Provided information:
--- START ---

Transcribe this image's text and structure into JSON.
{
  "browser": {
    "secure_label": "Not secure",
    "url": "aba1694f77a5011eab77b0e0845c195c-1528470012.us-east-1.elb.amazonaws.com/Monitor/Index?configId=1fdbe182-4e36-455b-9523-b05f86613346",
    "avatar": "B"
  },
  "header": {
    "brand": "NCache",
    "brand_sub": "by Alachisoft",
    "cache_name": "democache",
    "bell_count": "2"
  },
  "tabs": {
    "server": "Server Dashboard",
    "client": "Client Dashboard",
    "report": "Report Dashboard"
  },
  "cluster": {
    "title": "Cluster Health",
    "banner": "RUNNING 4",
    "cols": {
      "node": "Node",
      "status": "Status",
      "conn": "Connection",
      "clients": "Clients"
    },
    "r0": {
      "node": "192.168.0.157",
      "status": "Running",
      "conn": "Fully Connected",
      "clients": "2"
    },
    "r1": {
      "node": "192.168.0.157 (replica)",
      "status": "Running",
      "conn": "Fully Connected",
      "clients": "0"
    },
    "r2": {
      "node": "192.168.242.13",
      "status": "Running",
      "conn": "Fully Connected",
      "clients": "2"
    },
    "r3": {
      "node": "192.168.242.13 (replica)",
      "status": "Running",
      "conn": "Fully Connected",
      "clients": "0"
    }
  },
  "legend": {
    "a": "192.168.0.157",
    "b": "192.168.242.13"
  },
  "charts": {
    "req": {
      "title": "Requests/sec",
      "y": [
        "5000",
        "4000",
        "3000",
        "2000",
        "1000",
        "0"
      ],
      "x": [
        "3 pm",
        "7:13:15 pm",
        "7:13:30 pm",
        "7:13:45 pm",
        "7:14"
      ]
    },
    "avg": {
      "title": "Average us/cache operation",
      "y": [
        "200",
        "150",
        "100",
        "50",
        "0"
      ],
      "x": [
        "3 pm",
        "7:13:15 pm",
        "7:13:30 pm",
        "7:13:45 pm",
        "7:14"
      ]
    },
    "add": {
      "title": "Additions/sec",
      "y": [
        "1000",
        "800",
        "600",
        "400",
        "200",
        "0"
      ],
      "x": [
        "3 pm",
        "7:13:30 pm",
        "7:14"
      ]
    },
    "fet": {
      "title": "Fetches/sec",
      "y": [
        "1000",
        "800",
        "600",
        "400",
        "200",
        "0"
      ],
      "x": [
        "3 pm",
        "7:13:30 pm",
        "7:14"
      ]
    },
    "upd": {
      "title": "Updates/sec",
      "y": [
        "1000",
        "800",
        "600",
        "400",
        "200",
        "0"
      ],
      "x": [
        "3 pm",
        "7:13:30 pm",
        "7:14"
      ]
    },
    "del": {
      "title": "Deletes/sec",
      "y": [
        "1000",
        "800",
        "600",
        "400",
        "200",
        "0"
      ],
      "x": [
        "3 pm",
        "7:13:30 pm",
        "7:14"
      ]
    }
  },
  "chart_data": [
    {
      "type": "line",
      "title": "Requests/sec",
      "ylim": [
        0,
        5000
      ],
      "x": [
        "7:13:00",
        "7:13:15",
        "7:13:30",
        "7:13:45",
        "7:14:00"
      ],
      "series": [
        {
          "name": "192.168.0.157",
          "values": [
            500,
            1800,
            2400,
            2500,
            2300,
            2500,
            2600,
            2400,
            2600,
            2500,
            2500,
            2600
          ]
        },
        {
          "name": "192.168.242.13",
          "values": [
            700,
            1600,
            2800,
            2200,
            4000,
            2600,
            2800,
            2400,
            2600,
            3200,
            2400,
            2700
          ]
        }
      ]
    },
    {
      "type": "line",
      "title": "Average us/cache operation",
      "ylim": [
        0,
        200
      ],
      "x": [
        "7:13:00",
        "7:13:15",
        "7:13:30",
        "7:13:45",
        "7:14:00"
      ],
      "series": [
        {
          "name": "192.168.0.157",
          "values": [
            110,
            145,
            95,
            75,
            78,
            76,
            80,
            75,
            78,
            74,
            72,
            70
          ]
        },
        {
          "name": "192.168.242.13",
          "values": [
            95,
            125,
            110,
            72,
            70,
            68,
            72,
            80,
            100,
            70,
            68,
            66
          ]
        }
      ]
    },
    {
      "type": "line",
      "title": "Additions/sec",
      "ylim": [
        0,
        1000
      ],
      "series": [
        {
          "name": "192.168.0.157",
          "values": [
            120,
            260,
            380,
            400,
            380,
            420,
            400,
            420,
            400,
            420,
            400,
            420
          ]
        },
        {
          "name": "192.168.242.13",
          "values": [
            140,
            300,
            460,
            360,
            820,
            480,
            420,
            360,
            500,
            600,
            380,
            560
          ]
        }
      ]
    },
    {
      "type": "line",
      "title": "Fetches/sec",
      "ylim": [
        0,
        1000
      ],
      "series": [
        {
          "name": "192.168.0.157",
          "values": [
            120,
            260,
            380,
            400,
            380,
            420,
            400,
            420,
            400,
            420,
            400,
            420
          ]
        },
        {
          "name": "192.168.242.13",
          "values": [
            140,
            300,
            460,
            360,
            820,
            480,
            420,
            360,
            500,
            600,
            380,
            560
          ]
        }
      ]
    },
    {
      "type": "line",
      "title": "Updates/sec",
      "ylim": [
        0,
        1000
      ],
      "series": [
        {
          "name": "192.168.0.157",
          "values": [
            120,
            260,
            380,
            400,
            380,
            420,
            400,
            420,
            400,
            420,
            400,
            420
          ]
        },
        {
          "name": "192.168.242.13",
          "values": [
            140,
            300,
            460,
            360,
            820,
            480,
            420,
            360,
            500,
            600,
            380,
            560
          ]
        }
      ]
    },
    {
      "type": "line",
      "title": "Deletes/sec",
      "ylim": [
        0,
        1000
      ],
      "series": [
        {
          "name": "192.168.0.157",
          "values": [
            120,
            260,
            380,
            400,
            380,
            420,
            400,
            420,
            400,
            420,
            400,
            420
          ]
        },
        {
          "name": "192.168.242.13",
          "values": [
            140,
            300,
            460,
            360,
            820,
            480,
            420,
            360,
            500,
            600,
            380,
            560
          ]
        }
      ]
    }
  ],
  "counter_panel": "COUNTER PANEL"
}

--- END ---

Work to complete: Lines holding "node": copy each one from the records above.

Result of the task:
      "node": "Node",
      "node": "192.168.0.157",
      "node": "192.168.0.157 (replica)",
      "node": "192.168.242.13",
      "node": "192.168.242.13 (replica)",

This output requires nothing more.